Review the listing and copy each line that holds the word "Competition".

▶ _Materials provided_
================
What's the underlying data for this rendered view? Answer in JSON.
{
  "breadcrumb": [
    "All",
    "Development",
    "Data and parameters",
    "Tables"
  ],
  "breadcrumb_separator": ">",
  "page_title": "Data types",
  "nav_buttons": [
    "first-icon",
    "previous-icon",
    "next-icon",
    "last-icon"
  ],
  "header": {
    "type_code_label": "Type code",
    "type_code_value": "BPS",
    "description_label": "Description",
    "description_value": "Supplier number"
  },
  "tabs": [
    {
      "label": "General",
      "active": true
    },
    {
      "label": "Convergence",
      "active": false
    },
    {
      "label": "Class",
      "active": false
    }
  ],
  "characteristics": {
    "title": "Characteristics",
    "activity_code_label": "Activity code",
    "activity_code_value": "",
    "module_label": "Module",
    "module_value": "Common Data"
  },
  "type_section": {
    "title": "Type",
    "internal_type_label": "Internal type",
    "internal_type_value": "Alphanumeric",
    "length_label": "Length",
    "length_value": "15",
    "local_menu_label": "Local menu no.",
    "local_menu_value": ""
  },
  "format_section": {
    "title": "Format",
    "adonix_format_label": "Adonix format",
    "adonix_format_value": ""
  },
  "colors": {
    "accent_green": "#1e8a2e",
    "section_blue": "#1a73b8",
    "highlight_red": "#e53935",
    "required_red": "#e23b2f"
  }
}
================
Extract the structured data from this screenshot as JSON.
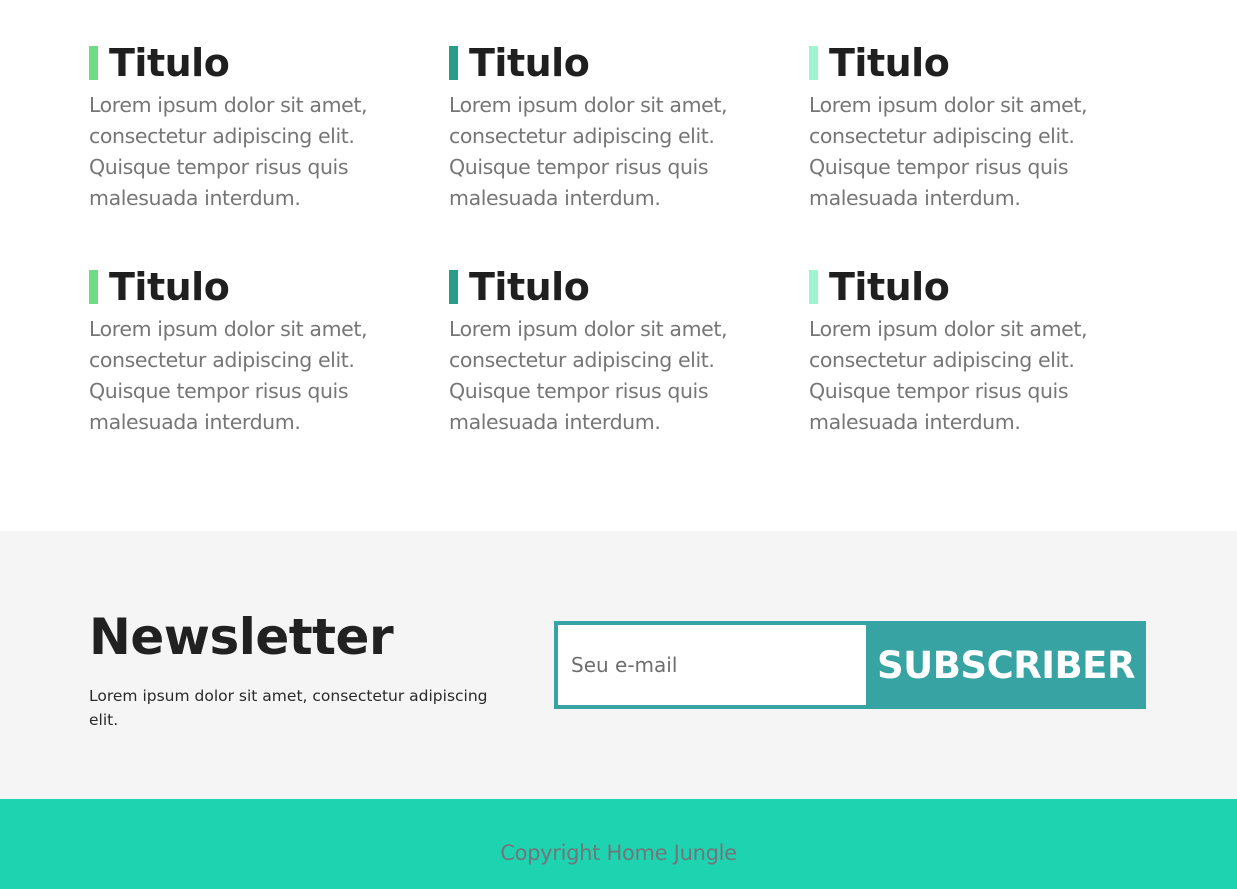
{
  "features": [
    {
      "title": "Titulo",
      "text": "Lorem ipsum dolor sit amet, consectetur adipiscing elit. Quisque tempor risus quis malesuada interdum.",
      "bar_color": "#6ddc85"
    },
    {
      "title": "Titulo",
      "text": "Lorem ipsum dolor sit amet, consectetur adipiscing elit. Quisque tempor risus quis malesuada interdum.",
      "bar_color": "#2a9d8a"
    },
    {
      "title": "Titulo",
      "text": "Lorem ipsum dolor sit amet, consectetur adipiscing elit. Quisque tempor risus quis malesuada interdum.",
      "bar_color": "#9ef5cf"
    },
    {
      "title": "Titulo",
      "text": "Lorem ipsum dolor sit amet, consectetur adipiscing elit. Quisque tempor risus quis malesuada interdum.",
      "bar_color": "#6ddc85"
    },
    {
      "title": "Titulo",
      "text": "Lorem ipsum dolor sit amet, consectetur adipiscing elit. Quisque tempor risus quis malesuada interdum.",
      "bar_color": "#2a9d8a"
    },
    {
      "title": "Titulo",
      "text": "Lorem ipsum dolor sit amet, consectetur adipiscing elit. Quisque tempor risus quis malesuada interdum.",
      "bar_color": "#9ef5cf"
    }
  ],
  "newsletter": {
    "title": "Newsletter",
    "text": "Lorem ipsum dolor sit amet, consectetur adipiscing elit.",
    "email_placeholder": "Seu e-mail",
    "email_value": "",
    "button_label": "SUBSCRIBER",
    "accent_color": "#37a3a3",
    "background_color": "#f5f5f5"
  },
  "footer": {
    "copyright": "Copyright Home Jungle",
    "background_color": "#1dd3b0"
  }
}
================
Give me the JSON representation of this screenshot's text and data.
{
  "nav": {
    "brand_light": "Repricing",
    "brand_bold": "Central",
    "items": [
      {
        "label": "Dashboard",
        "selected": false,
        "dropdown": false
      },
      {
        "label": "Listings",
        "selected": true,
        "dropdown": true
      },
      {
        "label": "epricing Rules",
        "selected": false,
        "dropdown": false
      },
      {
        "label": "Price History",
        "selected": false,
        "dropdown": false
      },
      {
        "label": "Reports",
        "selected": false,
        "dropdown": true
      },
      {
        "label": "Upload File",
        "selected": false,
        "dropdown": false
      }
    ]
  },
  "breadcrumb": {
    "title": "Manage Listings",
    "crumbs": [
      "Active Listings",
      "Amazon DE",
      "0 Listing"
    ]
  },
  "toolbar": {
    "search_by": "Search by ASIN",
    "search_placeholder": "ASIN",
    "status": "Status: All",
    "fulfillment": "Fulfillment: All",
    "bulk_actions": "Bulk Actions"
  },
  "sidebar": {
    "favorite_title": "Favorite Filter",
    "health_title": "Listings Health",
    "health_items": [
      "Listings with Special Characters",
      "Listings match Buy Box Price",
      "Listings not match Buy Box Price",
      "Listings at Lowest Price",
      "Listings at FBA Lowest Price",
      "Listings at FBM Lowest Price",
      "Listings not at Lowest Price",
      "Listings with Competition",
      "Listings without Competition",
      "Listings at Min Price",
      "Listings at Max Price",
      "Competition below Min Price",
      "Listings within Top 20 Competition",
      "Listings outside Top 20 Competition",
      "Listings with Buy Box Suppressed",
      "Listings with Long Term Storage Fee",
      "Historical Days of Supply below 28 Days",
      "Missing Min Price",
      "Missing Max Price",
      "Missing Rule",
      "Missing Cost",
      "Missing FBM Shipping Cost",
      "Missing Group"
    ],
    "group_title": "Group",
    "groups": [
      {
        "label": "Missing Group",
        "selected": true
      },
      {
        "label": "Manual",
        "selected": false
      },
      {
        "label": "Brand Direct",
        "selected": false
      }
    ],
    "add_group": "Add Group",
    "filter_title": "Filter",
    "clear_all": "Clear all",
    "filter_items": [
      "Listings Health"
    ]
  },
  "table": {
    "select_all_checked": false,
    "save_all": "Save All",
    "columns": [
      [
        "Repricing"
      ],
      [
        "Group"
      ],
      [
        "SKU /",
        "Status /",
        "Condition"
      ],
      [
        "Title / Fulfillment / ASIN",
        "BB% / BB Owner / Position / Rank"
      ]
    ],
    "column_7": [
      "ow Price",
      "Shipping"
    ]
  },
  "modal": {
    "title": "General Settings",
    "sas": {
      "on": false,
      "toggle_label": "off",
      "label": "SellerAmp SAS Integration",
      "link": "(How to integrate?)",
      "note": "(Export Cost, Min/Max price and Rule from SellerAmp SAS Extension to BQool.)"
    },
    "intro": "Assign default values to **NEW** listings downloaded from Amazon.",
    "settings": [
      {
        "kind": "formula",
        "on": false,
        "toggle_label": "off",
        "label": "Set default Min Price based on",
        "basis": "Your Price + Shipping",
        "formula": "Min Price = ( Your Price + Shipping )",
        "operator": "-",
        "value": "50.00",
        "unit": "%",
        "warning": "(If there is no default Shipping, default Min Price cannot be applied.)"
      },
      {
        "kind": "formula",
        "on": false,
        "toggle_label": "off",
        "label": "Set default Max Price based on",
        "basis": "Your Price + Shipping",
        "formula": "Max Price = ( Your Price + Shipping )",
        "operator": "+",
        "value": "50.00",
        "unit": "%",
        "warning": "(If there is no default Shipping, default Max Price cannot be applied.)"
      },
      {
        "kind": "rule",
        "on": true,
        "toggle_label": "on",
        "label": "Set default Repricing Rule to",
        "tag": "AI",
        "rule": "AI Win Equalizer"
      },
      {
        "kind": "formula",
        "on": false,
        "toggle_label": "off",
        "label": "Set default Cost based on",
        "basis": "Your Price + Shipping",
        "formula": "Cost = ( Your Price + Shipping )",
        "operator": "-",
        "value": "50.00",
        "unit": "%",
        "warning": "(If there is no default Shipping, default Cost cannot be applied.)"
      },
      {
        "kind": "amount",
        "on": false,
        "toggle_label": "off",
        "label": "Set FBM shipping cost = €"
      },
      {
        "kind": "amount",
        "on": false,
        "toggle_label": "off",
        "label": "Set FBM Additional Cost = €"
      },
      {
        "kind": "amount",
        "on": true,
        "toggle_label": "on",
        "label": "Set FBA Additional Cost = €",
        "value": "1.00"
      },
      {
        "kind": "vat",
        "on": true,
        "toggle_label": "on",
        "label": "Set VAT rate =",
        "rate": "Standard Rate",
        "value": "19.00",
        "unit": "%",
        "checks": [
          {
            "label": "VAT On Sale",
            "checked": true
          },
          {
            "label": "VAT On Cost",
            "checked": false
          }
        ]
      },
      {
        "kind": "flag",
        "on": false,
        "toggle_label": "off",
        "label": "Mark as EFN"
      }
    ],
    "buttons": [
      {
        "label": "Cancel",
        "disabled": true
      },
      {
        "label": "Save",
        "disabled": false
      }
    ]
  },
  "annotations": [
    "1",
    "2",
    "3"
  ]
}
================
▶ _Finished task_
      "Listings with Competition",
      "Listings without Competition",
      "Competition below Min Price",
      "Listings within Top 20 Competition",
      "Listings outside Top 20 Competition",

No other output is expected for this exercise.